PANCAKE_20140304_002.JPG

PANCAKE_20140304_002.JPG

Young students sit and pray together before the start of the annual Pancake Races on Shrove Tuesday (more commonly known as Mardi Gras) at the Washington National Cathedral, Washington, D.C., Tuesday, March 4, 2014. Teams from the National Cathedral, St. Alban's parish church, and affiliated schools race each other, flipping pancakes all the way as they as they compete for the coveted Golden Skillet, the competitions top prize. Billed as the only event of its kind in Washington celebrating the British tradition of "Pancake Day, as Mardi Gras is often known there, to mark the last day before the beginning of Lent. In centuries past, cooking pancakes made good use of eggs, butter, and milk, all rich foods that are traditionally eschewed during the forty days of Lent. (Andrew Harnik/The Washington Times)

PANCAKE_20140304_001.JPG

PANCAKE_20140304_001.JPG

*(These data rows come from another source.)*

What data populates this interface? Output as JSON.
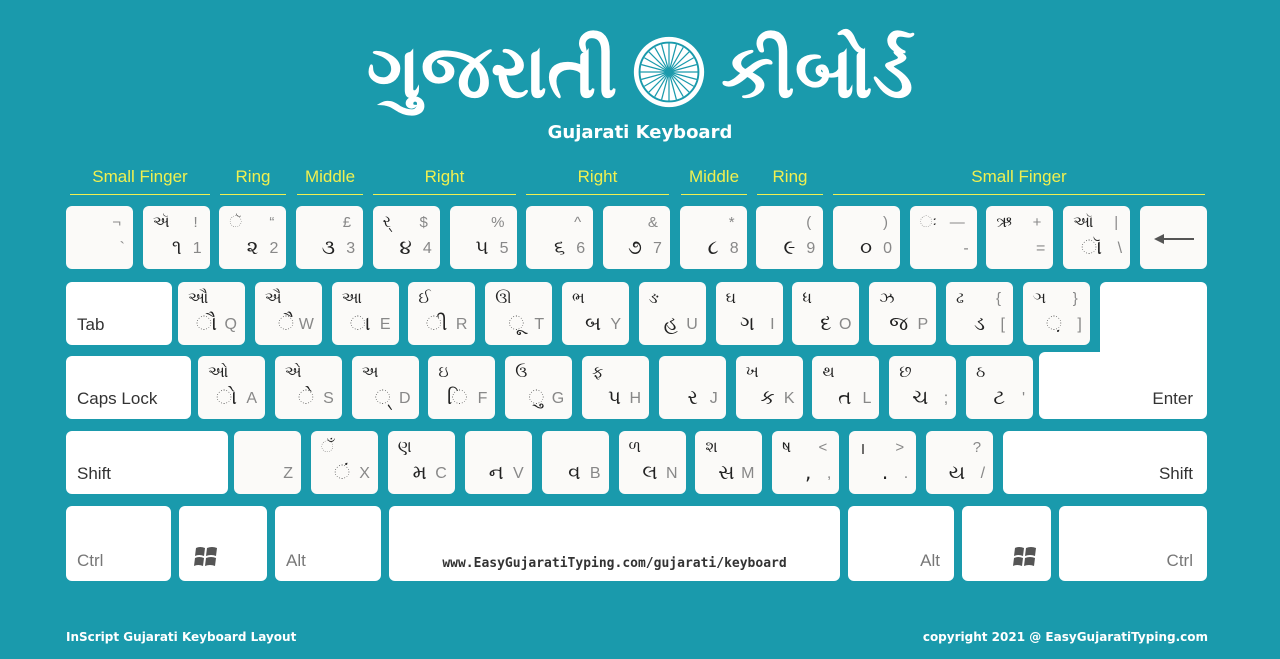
{
  "header": {
    "title_left": "ગુજરાતી",
    "title_right": "કીબોર્ડ",
    "subtitle": "Gujarati Keyboard",
    "emblem": "ashoka-chakra-icon"
  },
  "fingers": [
    "Small Finger",
    "Ring",
    "Middle",
    "Right",
    "Right",
    "Middle",
    "Ring",
    "Small Finger"
  ],
  "colors": {
    "background": "#1a9aac",
    "finger_label": "#f0f050",
    "key": "#fbfaf8"
  },
  "rows": {
    "number": [
      {
        "tl": "",
        "tr": "¬",
        "bm": "",
        "br": "`"
      },
      {
        "tl": "ઍ",
        "tr": "!",
        "bm": "૧",
        "br": "1"
      },
      {
        "tl": "ૅ",
        "tr": "“",
        "bm": "૨",
        "br": "2"
      },
      {
        "tl": "",
        "tr": "£",
        "bm": "૩",
        "br": "3"
      },
      {
        "tl": "ર્",
        "tr": "$",
        "bm": "૪",
        "br": "4"
      },
      {
        "tl": "",
        "tr": "%",
        "bm": "૫",
        "br": "5"
      },
      {
        "tl": "",
        "tr": "^",
        "bm": "૬",
        "br": "6"
      },
      {
        "tl": "",
        "tr": "&",
        "bm": "૭",
        "br": "7"
      },
      {
        "tl": "",
        "tr": "*",
        "bm": "૮",
        "br": "8"
      },
      {
        "tl": "",
        "tr": "(",
        "bm": "૯",
        "br": "9"
      },
      {
        "tl": "",
        "tr": ")",
        "bm": "૦",
        "br": "0"
      },
      {
        "tl": "ઃ",
        "tr": "—",
        "bm": "",
        "br": "-"
      },
      {
        "tl": "ઋ",
        "tr": "+",
        "bm": "",
        "br": "="
      },
      {
        "tl": "ઑ",
        "tr": "|",
        "bm": "ૉ",
        "br": "\\"
      }
    ],
    "backspace_icon": "backspace-arrow-icon",
    "top": [
      {
        "tl": "ઔ",
        "tr": "",
        "bm": "ૌ",
        "br": "Q"
      },
      {
        "tl": "ઐ",
        "tr": "",
        "bm": "ૈ",
        "br": "W"
      },
      {
        "tl": "આ",
        "tr": "",
        "bm": "ા",
        "br": "E"
      },
      {
        "tl": "ઈ",
        "tr": "",
        "bm": "ી",
        "br": "R"
      },
      {
        "tl": "ઊ",
        "tr": "",
        "bm": "ૂ",
        "br": "T"
      },
      {
        "tl": "ભ",
        "tr": "",
        "bm": "બ",
        "br": "Y"
      },
      {
        "tl": "ઙ",
        "tr": "",
        "bm": "હ",
        "br": "U"
      },
      {
        "tl": "ઘ",
        "tr": "",
        "bm": "ગ",
        "br": "I"
      },
      {
        "tl": "ધ",
        "tr": "",
        "bm": "દ",
        "br": "O"
      },
      {
        "tl": "ઝ",
        "tr": "",
        "bm": "જ",
        "br": "P"
      },
      {
        "tl": "ઢ",
        "tr": "{",
        "bm": "ડ",
        "br": "["
      },
      {
        "tl": "ઞ",
        "tr": "}",
        "bm": "઼",
        "br": "]"
      }
    ],
    "home": [
      {
        "tl": "ઓ",
        "tr": "",
        "bm": "ો",
        "br": "A"
      },
      {
        "tl": "એ",
        "tr": "",
        "bm": "ે",
        "br": "S"
      },
      {
        "tl": "અ",
        "tr": "",
        "bm": "્",
        "br": "D"
      },
      {
        "tl": "ઇ",
        "tr": "",
        "bm": "િ",
        "br": "F"
      },
      {
        "tl": "ઉ",
        "tr": "",
        "bm": "ુ",
        "br": "G"
      },
      {
        "tl": "ફ",
        "tr": "",
        "bm": "પ",
        "br": "H"
      },
      {
        "tl": "",
        "tr": "",
        "bm": "ર",
        "br": "J"
      },
      {
        "tl": "ખ",
        "tr": "",
        "bm": "ક",
        "br": "K"
      },
      {
        "tl": "થ",
        "tr": "",
        "bm": "ત",
        "br": "L"
      },
      {
        "tl": "છ",
        "tr": "",
        "bm": "ચ",
        "br": ";"
      },
      {
        "tl": "ઠ",
        "tr": "",
        "bm": "ટ",
        "br": "'"
      }
    ],
    "bottom": [
      {
        "tl": "",
        "tr": "",
        "bm": "",
        "br": "Z"
      },
      {
        "tl": "ઁ",
        "tr": "",
        "bm": "ં",
        "br": "X"
      },
      {
        "tl": "ણ",
        "tr": "",
        "bm": "મ",
        "br": "C"
      },
      {
        "tl": "",
        "tr": "",
        "bm": "ન",
        "br": "V"
      },
      {
        "tl": "",
        "tr": "",
        "bm": "વ",
        "br": "B"
      },
      {
        "tl": "ળ",
        "tr": "",
        "bm": "લ",
        "br": "N"
      },
      {
        "tl": "શ",
        "tr": "",
        "bm": "સ",
        "br": "M"
      },
      {
        "tl": "ષ",
        "tr": "<",
        "bm": ",",
        "br": ","
      },
      {
        "tl": "।",
        "tr": ">",
        "bm": ".",
        "br": "."
      },
      {
        "tl": "",
        "tr": "?",
        "bm": "ય",
        "br": "/"
      }
    ]
  },
  "modifiers": {
    "tab": "Tab",
    "caps": "Caps Lock",
    "enter": "Enter",
    "shift_left": "Shift",
    "shift_right": "Shift",
    "ctrl_left": "Ctrl",
    "ctrl_right": "Ctrl",
    "alt_left": "Alt",
    "alt_right": "Alt",
    "windows_icon": "windows-logo-icon"
  },
  "spacebar": {
    "url": "www.EasyGujaratiTyping.com/gujarati/keyboard"
  },
  "footer": {
    "left": "InScript Gujarati Keyboard Layout",
    "right": "copyright 2021 @ EasyGujaratiTyping.com"
  }
}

A cooler of frozen pancakes and skillets are laid out before the annual Pancake Races on Shrove Tuesday (more commonly known as Mardi Gras) at the Washington National Cathedral, Washington, D.C., Tuesday, March 4, 2014. Teams from the National Cathedral, St. Alban's parish church, and affiliated schools race each other, flipping pancakes all the way as they as they compete for the coveted Golden Skillet, the competitions top prize. Billed as the only event of its kind in Washington celebrating the British tradition of "Pancake Day, as Mardi Gras is often known there, to mark the last day before the beginning of Lent. In centuries past, cooking pancakes made good use of eggs, butter, and milk, all rich foods that are traditionally eschewed during the forty days of Lent. (Andrew Harnik/The Washington Times)